From Wikipedia, the free encyclopedia
Jump to navigation Jump to search

Gregory of Nin
Bishop of Nin
Grgur Ninski.jpg
Statue of Grgur Ninski in Split, Croatia
SeeDiocese of Zadar (now Archdiocese of Zadar)
Term endedc. 929
Consecrationc. 900
Personal details
DenominationChalcedonian Christianity

Gregory of Nin (Croatian: Grgur Ninski pronounced [ɡr̩̂ɡuːr nîːnskiː]; Latin: Gregorius Ninnius) was a medieval bishop of Nin who strongly opposed the pope and official circles of the Church[further explanation needed] and introduced the Croatian language in the religious services after the Great Assembly in 926, according to traditional Croatian historiography. Until that time, services were held only in Latin (being under the jurisdiction of Roman influence before the Great Schism), not being understandable to a majority of the population. Not only was this important for Croatian language and culture, but it also made Christianity stronger within the Croatian kingdom.[1][page needed]

Historical facts[edit]

Gregory was the bishop of Nin and as such was under the strong protection of King Tomislav of Croatia. At the Synod in 925, held in Split, Gregory became subordinate to the Archbishop of Split.[2] He rejected the offer of the Sisak Bishopric. After the conclusions of the first Synod Gregory complained again in 927/8 but was rejected and his Nin Bishopric was abolished, Gregory himself being transferred to the diocese of Skradin.[3]

The statue[edit]

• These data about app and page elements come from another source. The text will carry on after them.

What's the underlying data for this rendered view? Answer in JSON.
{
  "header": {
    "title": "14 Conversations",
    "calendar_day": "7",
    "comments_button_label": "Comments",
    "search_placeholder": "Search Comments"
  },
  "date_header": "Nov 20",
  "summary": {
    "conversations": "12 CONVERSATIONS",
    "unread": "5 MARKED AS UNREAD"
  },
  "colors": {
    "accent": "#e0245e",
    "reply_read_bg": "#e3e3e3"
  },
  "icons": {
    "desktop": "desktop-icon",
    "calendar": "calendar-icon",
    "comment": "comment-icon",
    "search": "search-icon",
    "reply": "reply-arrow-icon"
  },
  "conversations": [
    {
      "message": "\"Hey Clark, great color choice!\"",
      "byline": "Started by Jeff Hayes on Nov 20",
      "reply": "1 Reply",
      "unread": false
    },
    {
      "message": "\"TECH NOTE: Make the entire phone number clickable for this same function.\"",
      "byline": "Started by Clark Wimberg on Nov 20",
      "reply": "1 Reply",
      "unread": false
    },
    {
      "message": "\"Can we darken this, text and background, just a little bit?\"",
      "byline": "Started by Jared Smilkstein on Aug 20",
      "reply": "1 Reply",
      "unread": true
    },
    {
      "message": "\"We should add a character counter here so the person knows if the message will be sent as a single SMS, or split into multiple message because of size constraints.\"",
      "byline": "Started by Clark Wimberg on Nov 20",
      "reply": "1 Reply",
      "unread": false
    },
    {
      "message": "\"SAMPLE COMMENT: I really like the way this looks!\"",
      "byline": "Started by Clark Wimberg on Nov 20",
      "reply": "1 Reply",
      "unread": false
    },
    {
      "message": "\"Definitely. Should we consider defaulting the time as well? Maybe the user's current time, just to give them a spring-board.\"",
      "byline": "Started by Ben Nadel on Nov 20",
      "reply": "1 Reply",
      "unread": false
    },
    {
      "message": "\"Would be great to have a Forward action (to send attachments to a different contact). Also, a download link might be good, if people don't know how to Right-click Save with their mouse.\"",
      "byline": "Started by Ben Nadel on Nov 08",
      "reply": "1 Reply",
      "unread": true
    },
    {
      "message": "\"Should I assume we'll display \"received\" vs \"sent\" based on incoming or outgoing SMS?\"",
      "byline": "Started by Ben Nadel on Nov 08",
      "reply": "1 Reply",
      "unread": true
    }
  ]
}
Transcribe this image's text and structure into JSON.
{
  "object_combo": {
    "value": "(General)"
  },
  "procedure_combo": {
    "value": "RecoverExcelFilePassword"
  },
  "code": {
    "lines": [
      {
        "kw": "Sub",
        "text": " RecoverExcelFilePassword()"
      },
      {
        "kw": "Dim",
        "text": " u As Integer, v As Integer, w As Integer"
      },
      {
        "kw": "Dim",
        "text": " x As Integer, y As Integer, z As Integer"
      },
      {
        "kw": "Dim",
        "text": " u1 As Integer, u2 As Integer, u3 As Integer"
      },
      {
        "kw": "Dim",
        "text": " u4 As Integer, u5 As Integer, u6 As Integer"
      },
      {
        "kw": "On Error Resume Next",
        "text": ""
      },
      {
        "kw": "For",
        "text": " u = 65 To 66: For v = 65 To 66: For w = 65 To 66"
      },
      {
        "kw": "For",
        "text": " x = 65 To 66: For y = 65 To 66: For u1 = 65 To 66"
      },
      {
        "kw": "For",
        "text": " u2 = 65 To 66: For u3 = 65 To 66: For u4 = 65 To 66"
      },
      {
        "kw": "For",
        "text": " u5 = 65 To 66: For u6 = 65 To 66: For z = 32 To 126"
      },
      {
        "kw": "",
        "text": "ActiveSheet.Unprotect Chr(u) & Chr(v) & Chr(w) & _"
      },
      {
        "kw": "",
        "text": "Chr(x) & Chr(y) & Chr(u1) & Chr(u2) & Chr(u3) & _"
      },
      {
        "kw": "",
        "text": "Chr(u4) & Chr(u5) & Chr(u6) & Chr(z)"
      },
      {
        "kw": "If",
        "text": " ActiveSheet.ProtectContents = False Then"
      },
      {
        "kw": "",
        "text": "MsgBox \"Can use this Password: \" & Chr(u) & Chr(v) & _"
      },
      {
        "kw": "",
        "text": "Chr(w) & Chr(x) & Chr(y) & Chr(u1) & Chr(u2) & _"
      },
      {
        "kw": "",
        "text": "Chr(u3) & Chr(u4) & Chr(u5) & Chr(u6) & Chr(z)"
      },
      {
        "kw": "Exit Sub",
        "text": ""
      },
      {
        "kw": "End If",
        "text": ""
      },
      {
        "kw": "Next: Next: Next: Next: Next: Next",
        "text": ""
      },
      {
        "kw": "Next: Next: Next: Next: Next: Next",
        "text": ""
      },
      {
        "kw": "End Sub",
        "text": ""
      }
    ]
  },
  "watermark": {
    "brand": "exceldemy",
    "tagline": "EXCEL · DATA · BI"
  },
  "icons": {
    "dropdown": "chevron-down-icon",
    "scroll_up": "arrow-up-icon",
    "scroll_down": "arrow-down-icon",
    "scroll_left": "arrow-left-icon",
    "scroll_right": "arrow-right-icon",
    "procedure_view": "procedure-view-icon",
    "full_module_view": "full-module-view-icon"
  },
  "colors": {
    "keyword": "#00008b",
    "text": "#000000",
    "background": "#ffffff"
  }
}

The 8.5-metre (28 ft)[4] tall statue of Gregory of Nin by Ivan Meštrović in Split is a busy tourist site in the town, which the toe of the statue shows. Rubbing the statue's toe is said to bring good luck.[1][page needed][5] The toe has been worn smooth and shiny as a result.

The statue was erected in September 1929 in the Peristyle of Diocletian's Palace and can be seen in postcards of the pre-World War II period. In 1941, the statue was moved outside the city by Italian occupying forces. In 1954, it was re-erected in a different location, to the north of the Palace and Old Town of Split, just outside the Golden Gate, where it currently sits. A major restoration of the monument took place between 2013 and 2015.[6]

There are also statues of Gregory of Nin in the cities of Nin and Varaždin.[5]

See also[edit]


  1. ^ a b Dragutin Pavličević, Povijest Hrvatske, naklada Pavičić, Zagreb 2007. godine, ISBN 978-953-6308-71-2
  2. ^ Ivan Supicic (1999). Croatia in the Early Middle Ages: A Cultural Survey. Bloomsbury. p. 306.
  3. ^ Stanko Guldescu (1964). History of Medieval Croatia. Mouton. p. 119.
  4. ^ "Grgur Ninski povezao Split, Nin i Varaždin". Zadarski list (in Croatian). HINA. March 18, 2015. Retrieved April 20, 2017.
  5. ^ a b "Grgur Ninski". Retrieved April 20, 2017.
  6. ^ "Dramatična štorija o splitskom spomeniku Grguru Ninskom". (in Croatian). January 31, 2015. Retrieved April 20, 2017.

Further reading[edit]